If a line in the entries includes "image", show that line.
***
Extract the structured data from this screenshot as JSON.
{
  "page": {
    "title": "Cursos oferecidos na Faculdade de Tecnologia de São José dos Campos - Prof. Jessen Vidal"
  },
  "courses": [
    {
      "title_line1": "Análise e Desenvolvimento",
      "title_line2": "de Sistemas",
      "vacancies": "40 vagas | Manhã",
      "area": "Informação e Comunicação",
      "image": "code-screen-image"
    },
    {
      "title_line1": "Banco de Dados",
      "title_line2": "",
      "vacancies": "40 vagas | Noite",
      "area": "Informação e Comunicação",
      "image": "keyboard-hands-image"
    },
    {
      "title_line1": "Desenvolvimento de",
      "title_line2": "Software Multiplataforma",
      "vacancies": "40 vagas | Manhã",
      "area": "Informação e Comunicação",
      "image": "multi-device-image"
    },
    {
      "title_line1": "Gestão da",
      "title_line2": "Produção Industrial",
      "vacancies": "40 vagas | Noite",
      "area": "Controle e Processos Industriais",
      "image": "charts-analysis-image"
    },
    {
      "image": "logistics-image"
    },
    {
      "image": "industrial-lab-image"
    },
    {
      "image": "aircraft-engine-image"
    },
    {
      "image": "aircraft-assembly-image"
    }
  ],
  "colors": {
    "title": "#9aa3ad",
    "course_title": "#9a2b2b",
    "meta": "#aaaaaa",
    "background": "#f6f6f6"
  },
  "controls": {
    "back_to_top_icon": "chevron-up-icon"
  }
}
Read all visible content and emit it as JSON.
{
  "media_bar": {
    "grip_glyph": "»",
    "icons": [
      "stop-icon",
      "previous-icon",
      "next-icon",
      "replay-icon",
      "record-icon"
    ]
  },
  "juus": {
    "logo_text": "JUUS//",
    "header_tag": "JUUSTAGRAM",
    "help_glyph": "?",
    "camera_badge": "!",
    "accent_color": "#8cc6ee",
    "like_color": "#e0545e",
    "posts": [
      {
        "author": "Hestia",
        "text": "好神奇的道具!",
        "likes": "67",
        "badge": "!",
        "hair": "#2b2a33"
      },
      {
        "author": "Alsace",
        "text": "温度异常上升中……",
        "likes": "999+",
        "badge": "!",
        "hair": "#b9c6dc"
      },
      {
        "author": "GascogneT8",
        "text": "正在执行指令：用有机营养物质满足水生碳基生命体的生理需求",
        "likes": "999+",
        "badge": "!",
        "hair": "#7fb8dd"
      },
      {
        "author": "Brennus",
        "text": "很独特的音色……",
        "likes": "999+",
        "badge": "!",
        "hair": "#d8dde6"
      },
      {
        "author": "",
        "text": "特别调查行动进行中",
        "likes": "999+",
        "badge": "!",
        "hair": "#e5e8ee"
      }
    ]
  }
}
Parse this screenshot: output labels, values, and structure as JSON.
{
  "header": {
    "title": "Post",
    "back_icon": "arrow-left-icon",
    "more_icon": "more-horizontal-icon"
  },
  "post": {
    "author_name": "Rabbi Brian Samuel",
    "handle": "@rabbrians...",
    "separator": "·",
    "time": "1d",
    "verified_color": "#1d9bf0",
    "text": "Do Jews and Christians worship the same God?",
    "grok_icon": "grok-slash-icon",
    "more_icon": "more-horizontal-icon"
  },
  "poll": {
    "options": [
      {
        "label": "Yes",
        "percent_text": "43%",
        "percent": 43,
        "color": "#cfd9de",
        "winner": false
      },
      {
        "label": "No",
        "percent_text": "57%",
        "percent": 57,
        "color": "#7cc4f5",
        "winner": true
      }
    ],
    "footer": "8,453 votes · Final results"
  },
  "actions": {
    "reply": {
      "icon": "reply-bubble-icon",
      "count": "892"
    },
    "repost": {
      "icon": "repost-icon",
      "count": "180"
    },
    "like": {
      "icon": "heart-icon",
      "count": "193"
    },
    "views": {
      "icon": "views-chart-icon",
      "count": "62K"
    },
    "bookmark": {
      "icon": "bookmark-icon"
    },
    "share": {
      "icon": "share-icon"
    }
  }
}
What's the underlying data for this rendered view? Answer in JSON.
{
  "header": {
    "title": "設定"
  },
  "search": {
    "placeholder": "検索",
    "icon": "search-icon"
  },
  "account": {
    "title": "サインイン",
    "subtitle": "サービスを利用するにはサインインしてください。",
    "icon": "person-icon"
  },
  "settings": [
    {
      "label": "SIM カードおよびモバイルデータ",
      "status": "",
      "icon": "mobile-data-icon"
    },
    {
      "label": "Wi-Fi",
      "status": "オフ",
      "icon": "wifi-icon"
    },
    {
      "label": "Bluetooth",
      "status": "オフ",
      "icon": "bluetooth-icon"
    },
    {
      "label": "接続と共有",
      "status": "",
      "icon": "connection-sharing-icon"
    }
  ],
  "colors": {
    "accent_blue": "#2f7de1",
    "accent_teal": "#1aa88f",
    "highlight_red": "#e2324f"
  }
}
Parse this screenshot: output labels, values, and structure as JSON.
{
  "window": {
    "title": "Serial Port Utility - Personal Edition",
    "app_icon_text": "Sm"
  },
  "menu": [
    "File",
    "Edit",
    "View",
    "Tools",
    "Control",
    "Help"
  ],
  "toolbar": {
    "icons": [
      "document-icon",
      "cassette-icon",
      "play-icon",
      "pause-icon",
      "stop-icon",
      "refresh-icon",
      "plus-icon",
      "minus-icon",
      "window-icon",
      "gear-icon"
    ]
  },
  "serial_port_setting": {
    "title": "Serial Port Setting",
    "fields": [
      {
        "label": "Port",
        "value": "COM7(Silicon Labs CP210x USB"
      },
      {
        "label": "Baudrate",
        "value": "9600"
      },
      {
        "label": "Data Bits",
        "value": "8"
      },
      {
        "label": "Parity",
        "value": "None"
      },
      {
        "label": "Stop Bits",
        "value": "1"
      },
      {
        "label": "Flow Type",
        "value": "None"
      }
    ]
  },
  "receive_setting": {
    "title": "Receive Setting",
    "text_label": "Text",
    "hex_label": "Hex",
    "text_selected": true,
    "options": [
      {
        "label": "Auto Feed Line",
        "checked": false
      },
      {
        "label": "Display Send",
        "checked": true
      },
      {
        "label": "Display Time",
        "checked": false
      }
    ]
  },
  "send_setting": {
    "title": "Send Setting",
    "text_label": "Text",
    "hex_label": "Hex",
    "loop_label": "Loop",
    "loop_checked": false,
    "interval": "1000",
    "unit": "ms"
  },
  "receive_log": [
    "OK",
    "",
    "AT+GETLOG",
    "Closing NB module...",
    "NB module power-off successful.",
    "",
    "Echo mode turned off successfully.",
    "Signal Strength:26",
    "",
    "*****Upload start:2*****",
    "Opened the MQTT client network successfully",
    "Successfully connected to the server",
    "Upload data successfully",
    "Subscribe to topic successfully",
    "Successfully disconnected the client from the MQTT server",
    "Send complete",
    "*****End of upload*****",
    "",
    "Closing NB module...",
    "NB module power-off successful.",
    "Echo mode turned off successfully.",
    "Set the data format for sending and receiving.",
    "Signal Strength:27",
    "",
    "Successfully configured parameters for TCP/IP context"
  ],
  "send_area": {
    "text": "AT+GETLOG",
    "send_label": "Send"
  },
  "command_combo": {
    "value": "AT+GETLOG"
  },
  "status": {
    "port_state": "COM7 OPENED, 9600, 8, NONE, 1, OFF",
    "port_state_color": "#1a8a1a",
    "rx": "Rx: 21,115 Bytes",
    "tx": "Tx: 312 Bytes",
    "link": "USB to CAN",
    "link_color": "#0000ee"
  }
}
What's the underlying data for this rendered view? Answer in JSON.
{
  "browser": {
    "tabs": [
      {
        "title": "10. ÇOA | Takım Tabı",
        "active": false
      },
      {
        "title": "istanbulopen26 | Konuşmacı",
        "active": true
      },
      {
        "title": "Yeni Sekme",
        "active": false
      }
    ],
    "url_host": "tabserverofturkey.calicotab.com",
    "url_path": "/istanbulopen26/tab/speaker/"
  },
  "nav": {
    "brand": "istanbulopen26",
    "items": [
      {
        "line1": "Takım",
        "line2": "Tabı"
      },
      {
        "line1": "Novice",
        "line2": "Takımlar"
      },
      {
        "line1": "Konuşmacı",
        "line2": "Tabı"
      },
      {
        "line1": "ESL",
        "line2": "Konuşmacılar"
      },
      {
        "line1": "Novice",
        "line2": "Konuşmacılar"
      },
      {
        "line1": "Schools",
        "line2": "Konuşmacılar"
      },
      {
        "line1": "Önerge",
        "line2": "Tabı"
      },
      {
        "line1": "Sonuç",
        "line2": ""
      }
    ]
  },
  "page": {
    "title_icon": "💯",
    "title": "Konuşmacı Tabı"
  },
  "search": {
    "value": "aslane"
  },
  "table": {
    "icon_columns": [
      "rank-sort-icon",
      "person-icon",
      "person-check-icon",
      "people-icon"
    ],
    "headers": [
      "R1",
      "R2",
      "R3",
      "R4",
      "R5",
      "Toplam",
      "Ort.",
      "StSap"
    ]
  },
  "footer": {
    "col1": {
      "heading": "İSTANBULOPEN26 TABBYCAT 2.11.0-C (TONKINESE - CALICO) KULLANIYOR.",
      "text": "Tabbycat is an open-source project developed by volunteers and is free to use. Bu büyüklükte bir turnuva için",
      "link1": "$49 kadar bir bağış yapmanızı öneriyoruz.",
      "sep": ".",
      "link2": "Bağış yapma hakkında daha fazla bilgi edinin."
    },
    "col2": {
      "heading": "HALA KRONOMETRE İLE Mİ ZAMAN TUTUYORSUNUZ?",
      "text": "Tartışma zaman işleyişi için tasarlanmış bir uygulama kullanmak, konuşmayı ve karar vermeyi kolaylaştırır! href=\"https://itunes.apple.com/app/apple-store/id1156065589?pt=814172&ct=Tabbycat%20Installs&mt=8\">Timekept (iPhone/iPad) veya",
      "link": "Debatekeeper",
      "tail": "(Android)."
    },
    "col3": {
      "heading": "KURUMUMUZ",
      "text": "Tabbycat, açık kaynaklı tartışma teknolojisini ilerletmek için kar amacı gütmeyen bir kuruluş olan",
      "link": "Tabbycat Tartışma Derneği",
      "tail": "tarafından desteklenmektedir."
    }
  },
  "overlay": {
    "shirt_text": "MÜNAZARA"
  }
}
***
• [Exercise output]
      "image": "code-screen-image"
      "image": "keyboard-hands-image"
      "image": "multi-device-image"
      "image": "charts-analysis-image"
      "image": "logistics-image"
      "image": "industrial-lab-image"
      "image": "aircraft-engine-image"
      "image": "aircraft-assembly-image"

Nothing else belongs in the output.